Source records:
---

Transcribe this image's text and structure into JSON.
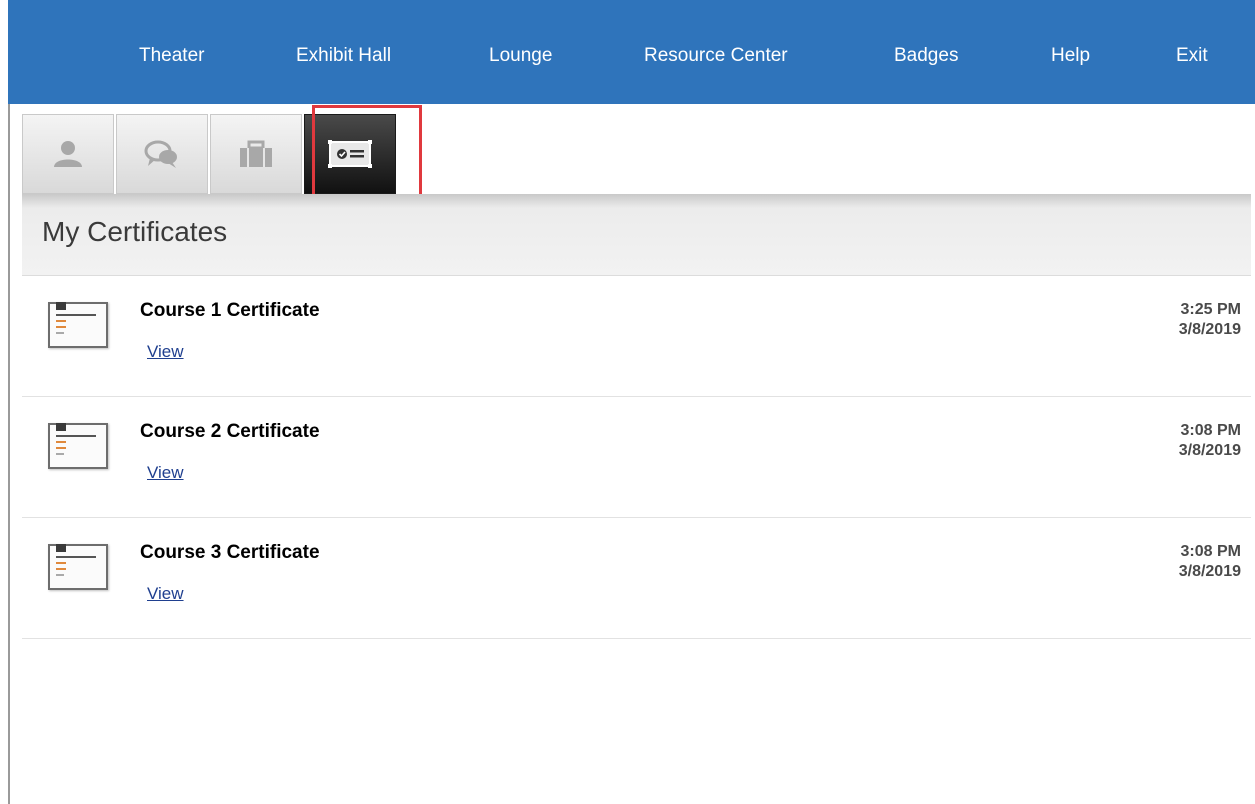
{
  "nav": {
    "items": [
      {
        "label": "Theater"
      },
      {
        "label": "Exhibit Hall"
      },
      {
        "label": "Lounge"
      },
      {
        "label": "Resource Center"
      },
      {
        "label": "Badges"
      },
      {
        "label": "Help"
      },
      {
        "label": "Exit"
      }
    ]
  },
  "tabs": [
    {
      "icon": "user-profile-icon",
      "active": false
    },
    {
      "icon": "chat-bubbles-icon",
      "active": false
    },
    {
      "icon": "briefcase-icon",
      "active": false
    },
    {
      "icon": "certificate-icon",
      "active": true
    }
  ],
  "colors": {
    "nav_bg": "#2f74bb",
    "highlight": "#e0393e",
    "link": "#1f3f8f"
  },
  "section": {
    "title": "My Certificates"
  },
  "certificates": [
    {
      "title": "Course 1 Certificate",
      "link": "View",
      "time": "3:25 PM",
      "date": "3/8/2019"
    },
    {
      "title": "Course 2 Certificate",
      "link": "View",
      "time": "3:08 PM",
      "date": "3/8/2019"
    },
    {
      "title": "Course 3 Certificate",
      "link": "View",
      "time": "3:08 PM",
      "date": "3/8/2019"
    }
  ]
}
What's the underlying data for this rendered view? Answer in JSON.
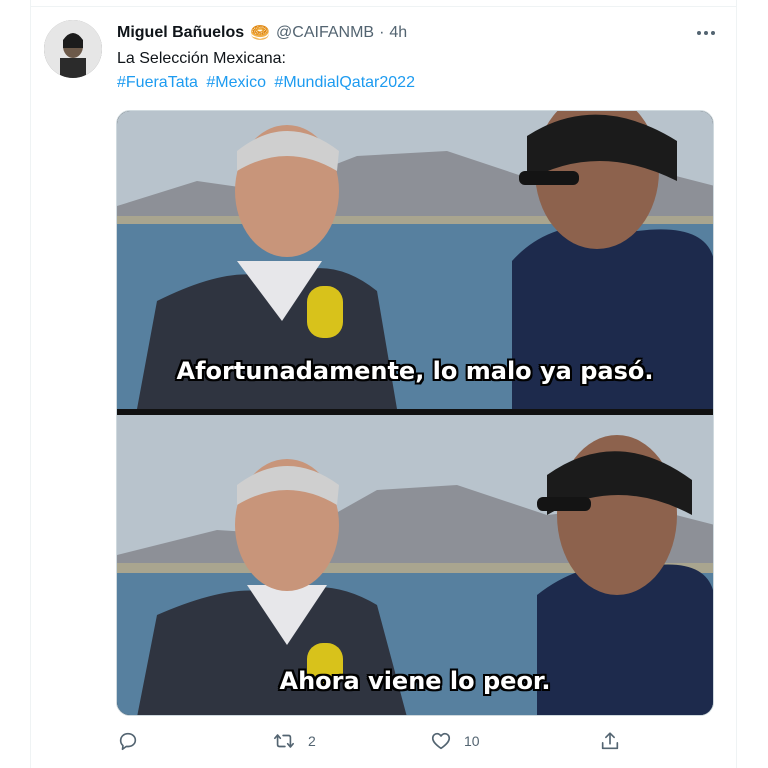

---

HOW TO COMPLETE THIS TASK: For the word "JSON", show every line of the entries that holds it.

WRITTEN RESPONSE:
Transcribe this image's text and structure into JSON.
What's the underlying data for this rendered view? Answer in JSON.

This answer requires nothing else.